The plant species and functional groups that were associated significantly with occupancy varied considerably among subregions. Twenty-four percent of bird-plant associations that were significant at the Great Basin level were not significant in any subregion. Associations between occupancy and floristics differed the most between the Sierra Nevada and central or western subregions, and the least between the eastern and western subregions. Associations between occupancy and physiognomy differed the most between the Sierra Nevada and western and central subregions, and the least between the northern and western subregions. These differences and similarities may reflect variations in climate or bird communities or differences in sampling effort. In addition, the number and strength of associations between occupancy and floristic or physiognomic covariates varied substantially among bird species and subregions. We recommend that the management of birds across the Great Basin or other large ecoregions evaluate and account for geographic variation in environmental attributes associated with occupancy, and not assume bird-plant relations are consistent across the Great Basin.

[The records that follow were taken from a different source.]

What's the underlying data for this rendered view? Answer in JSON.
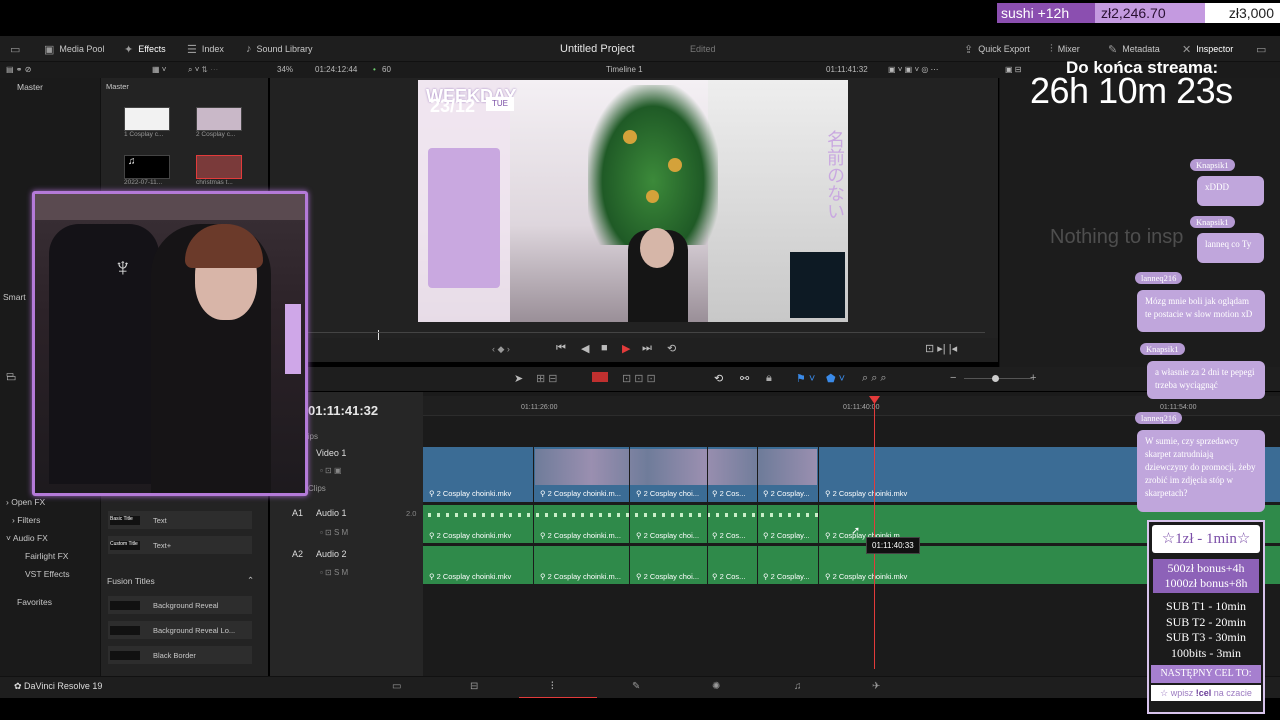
{
  "donation": {
    "name": "sushi +12h",
    "amount": "zł2,246.70",
    "goal": "zł3,000"
  },
  "topbar": {
    "media_pool": "Media Pool",
    "effects": "Effects",
    "index": "Index",
    "sound_library": "Sound Library",
    "project_title": "Untitled Project",
    "edited": "Edited",
    "quick_export": "Quick Export",
    "mixer": "Mixer",
    "metadata": "Metadata",
    "inspector": "Inspector"
  },
  "toolbar2": {
    "zoom": "34%",
    "duration": "01:24:12:44",
    "fps": "60",
    "timeline_name": "Timeline 1",
    "timecode": "01:11:41:32"
  },
  "left_panel": {
    "master": "Master",
    "smart": "Smart",
    "items": [
      "Open FX",
      "Filters",
      "Audio FX",
      "Fairlight FX",
      "VST Effects",
      "Favorites"
    ]
  },
  "media": {
    "master": "Master",
    "thumbs": [
      "1 Cosplay c...",
      "2 Cosplay c...",
      "2022-07-11...",
      "christmas t..."
    ],
    "titles": [
      "Basic Title",
      "Custom Title"
    ],
    "title_items": [
      "Text",
      "Text+"
    ],
    "fusion_header": "Fusion Titles",
    "fusion_items": [
      "Background Reveal",
      "Background Reveal Lo...",
      "Black Border"
    ]
  },
  "inspector": {
    "empty": "Nothing to insp"
  },
  "timeline": {
    "timecode": "01:11:41:32",
    "ruler": [
      "01:11:26:00",
      "01:11:40:00",
      "01:11:54:00"
    ],
    "tracks": {
      "v1": "Video 1",
      "a1": "A1",
      "a1_name": "Audio 1",
      "a1_level": "2.0",
      "a2": "A2",
      "a2_name": "Audio 2",
      "clips_label": "Clips",
      "lips": "lips"
    },
    "clip_name": "2 Cosplay choinki.mkv",
    "clip_short1": "2 Cosplay choinki.m...",
    "clip_short2": "2 Cosplay choi...",
    "clip_short3": "2 Cos...",
    "clip_short4": "2 Cosplay...",
    "clip_partial": "2 Cosplay choinki.m",
    "tooltip": "01:11:40:33"
  },
  "app_name": "DaVinci Resolve 19",
  "stream": {
    "countdown_label": "Do końca streama:",
    "countdown": "26h 10m 23s"
  },
  "video_overlay": {
    "weekday": "WEEKDAY",
    "date": "23/12",
    "day": "TUE"
  },
  "chat": [
    {
      "user": "Knapsik1",
      "text": "xDDD"
    },
    {
      "user": "Knapsik1",
      "text": "lanneq co Ty"
    },
    {
      "user": "lanneq216",
      "text": "Mózg mnie boli jak oglądam te postacie w slow motion xD"
    },
    {
      "user": "Knapsik1",
      "text": "a własnie za 2 dni te pepegi trzeba wyciągnąć"
    },
    {
      "user": "lanneq216",
      "text": "W sumie, czy sprzedawcy skarpet zatrudniają dziewczyny do promocji, żeby zrobić im zdjęcia stóp w skarpetach?"
    }
  ],
  "subs": {
    "top": "☆1zł - 1min☆",
    "bonus": [
      "500zł bonus+4h",
      "1000zł bonus+8h"
    ],
    "tiers": [
      "SUB T1 - 10min",
      "SUB T2 - 20min",
      "SUB T3 - 30min",
      "100bits - 3min"
    ],
    "next": "NASTĘPNY CEL TO:",
    "cmd_prefix": "☆ wpisz",
    "cmd": "!cel",
    "cmd_suffix": "na czacie"
  },
  "colors": {
    "accent": "#b47ad8",
    "playhead": "#e23b3b",
    "video": "#3b6c95",
    "audio": "#2f8a4a"
  }
}
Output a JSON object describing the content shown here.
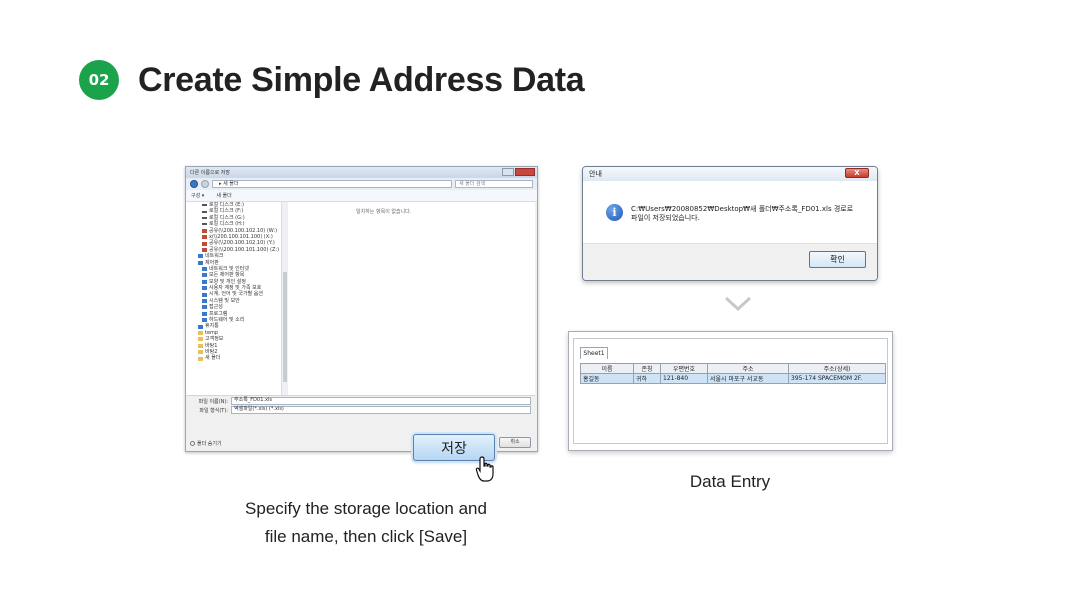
{
  "header": {
    "step_number": "02",
    "title": "Create Simple Address Data"
  },
  "save_dialog": {
    "title": "다른 이름으로 저장",
    "address": "▸ 새 폴더",
    "search_placeholder": "새 폴더 검색",
    "toolbar_organize": "구성 ▾",
    "toolbar_new_folder": "새 폴더",
    "empty_message": "일치하는 항목이 없습니다.",
    "tree_items": [
      {
        "label": "로컬 디스크 (E:)",
        "icon": "drive-icon"
      },
      {
        "label": "로컬 디스크 (F:)",
        "icon": "drive-icon"
      },
      {
        "label": "로컬 디스크 (G:)",
        "icon": "drive-icon"
      },
      {
        "label": "로컬 디스크 (H:)",
        "icon": "drive-icon"
      },
      {
        "label": "공유(\\\\200.100.102.10) (W:)",
        "icon": "network-drive-icon"
      },
      {
        "label": "x(\\\\200.100.101.100) (X:)",
        "icon": "network-drive-icon"
      },
      {
        "label": "공유(\\\\200.100.102.10) (Y:)",
        "icon": "network-drive-icon"
      },
      {
        "label": "공유(\\\\200.100.101.100) (Z:)",
        "icon": "network-drive-icon"
      },
      {
        "label": "네트워크",
        "icon": "network-icon"
      },
      {
        "label": "제어판",
        "icon": "control-panel-icon"
      },
      {
        "label": "네트워크 및 인터넷",
        "icon": "network-icon"
      },
      {
        "label": "모든 제어판 항목",
        "icon": "control-panel-icon"
      },
      {
        "label": "모양 및 개인 설정",
        "icon": "personalize-icon"
      },
      {
        "label": "사용자 계정 및 가족 보호",
        "icon": "user-icon"
      },
      {
        "label": "시계, 언어 및 국가별 옵션",
        "icon": "clock-icon"
      },
      {
        "label": "시스템 및 보안",
        "icon": "security-icon"
      },
      {
        "label": "접근성",
        "icon": "accessibility-icon"
      },
      {
        "label": "프로그램",
        "icon": "program-icon"
      },
      {
        "label": "하드웨어 및 소리",
        "icon": "hardware-icon"
      },
      {
        "label": "휴지통",
        "icon": "recycle-bin-icon"
      },
      {
        "label": "temp",
        "icon": "folder-icon"
      },
      {
        "label": "고객정보",
        "icon": "folder-icon"
      },
      {
        "label": "바탕1",
        "icon": "folder-icon"
      },
      {
        "label": "바탕2",
        "icon": "folder-icon"
      },
      {
        "label": "새 폴더",
        "icon": "folder-icon"
      }
    ],
    "filename_label": "파일 이름(N):",
    "filename_value": "주소록_FD01.xls",
    "filetype_label": "파일 형식(T):",
    "filetype_value": "엑셀파일(*.xls) (*.xls)",
    "hide_folders": "폴더 숨기기",
    "save_label": "저장",
    "cancel_label": "취소"
  },
  "caption_left": {
    "line1": "Specify the storage location and",
    "line2": "file name, then click [Save]"
  },
  "message_box": {
    "title": "안내",
    "close_label": "X",
    "message": "C:₩Users₩20080852₩Desktop₩새 폴더₩주소록_FD01.xls 경로로 파일이 저장되었습니다.",
    "ok_label": "확인"
  },
  "spreadsheet": {
    "tab": "Sheet1",
    "columns": [
      "이름",
      "존칭",
      "우편번호",
      "주소",
      "주소(상세)"
    ],
    "rows": [
      [
        "홍길동",
        "귀하",
        "121-840",
        "서울시 마포구 서교동",
        "395-174 SPACEMOM 2F."
      ]
    ]
  },
  "caption_right": "Data Entry",
  "colors": {
    "badge": "#1aa34a",
    "selection": "#cfe3f7",
    "close": "#c63c2c"
  }
}
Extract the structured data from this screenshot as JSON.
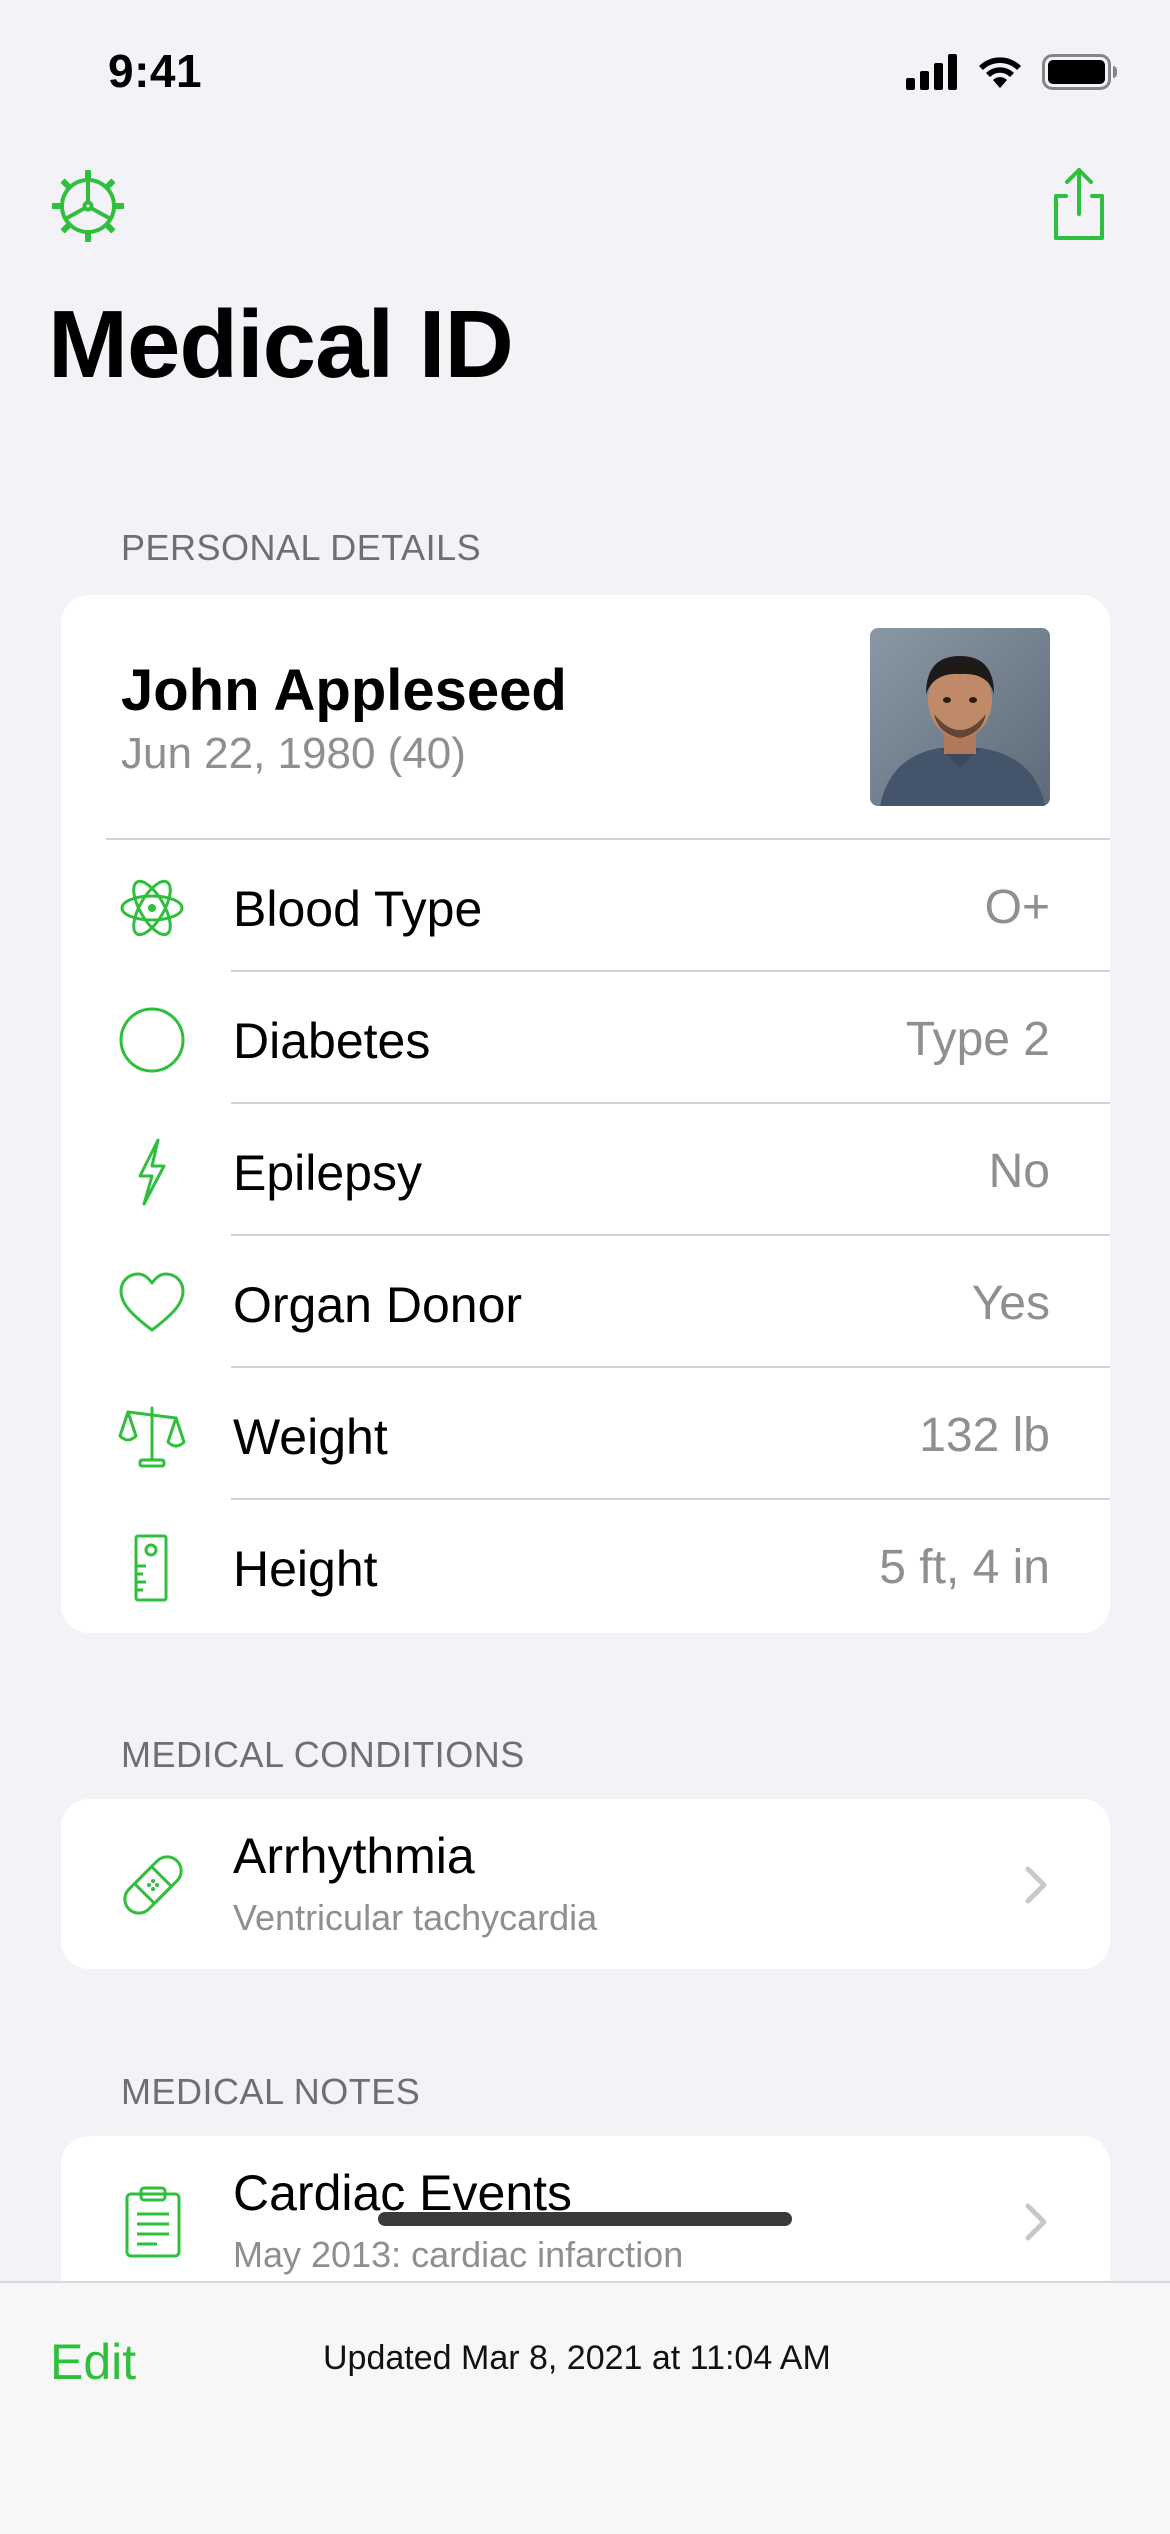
{
  "status_bar": {
    "time": "9:41"
  },
  "header": {
    "title": "Medical ID",
    "settings_icon": "gear-icon",
    "share_icon": "share-icon"
  },
  "accent_color": "#2fbf3c",
  "personal_details": {
    "section_title": "PERSONAL DETAILS",
    "name": "John Appleseed",
    "dob": "Jun 22, 1980 (40)",
    "rows": [
      {
        "label": "Blood Type",
        "value": "O+",
        "icon": "atom-icon"
      },
      {
        "label": "Diabetes",
        "value": "Type 2",
        "icon": "circle-icon"
      },
      {
        "label": "Epilepsy",
        "value": "No",
        "icon": "bolt-icon"
      },
      {
        "label": "Organ Donor",
        "value": "Yes",
        "icon": "heart-icon"
      },
      {
        "label": "Weight",
        "value": "132 lb",
        "icon": "scale-icon"
      },
      {
        "label": "Height",
        "value": "5 ft, 4 in",
        "icon": "ruler-icon"
      }
    ]
  },
  "medical_conditions": {
    "section_title": "MEDICAL CONDITIONS",
    "items": [
      {
        "title": "Arrhythmia",
        "subtitle": "Ventricular tachycardia",
        "icon": "bandage-icon"
      }
    ]
  },
  "medical_notes": {
    "section_title": "MEDICAL NOTES",
    "items": [
      {
        "title": "Cardiac Events",
        "subtitle": "May 2013: cardiac infarction",
        "icon": "clipboard-icon"
      }
    ]
  },
  "footer": {
    "edit_label": "Edit",
    "updated_text": "Updated Mar 8, 2021 at 11:04 AM"
  }
}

Our results indicate pinyon jay populations are declining within Bird Conservation Region 16. Jay density was positively associated with sagebrush cover, Palmer Drought Severity Index, and pinyon-juniper cover. Conversely, jay populations were negatively associated with Normalized Difference Vegetation Index (NDVI). We found higher pinyon jay densities within locations possessing both sagebrush and pinyon-juniper cover; conditions characteristic of phase I and II conifer encroachment which are preferentially targeted for conifer removal to restore sagebrush communities. Conifer removal, if conducted at locations with high pinyon jay densities, is therefore likely to negatively affect jay abundance.
Study findings largely reflect methods applied in North America – particularly in the western USA – due to the high number of studies in that region. We find the use of different methods across studies introduces variations
that make it difficult to compare outcomes. Additionally, the existing suite of comparative studies focuses on one or few of many possible sources of uncertainty. Thus, compounding error and propagation throughout the many decisions made during analysis is not well understood. Finally, we suggest a broad set of methodological information and key rationales for decision-making that could facilitate future reviews.